• Brief
Go through the entries below and return every line that contains "name".

• Information
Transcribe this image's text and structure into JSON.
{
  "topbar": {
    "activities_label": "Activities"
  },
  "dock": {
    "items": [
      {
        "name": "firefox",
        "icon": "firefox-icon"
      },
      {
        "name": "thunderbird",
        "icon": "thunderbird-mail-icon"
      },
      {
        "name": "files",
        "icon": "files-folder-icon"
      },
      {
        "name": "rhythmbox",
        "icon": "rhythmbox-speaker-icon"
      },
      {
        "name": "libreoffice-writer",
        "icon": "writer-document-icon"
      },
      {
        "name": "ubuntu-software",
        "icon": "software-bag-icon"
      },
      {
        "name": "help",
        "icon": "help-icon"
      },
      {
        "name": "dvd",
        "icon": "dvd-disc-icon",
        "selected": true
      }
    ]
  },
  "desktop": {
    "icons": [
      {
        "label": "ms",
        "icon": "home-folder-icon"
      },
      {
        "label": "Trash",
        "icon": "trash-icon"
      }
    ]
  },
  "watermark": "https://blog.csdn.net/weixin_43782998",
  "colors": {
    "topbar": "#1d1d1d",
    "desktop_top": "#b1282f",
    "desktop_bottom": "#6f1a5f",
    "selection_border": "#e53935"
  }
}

• Task solution
        "name": "firefox",
        "name": "thunderbird",
        "name": "files",
        "name": "rhythmbox",
        "name": "libreoffice-writer",
        "name": "ubuntu-software",
        "name": "help",
        "name": "dvd",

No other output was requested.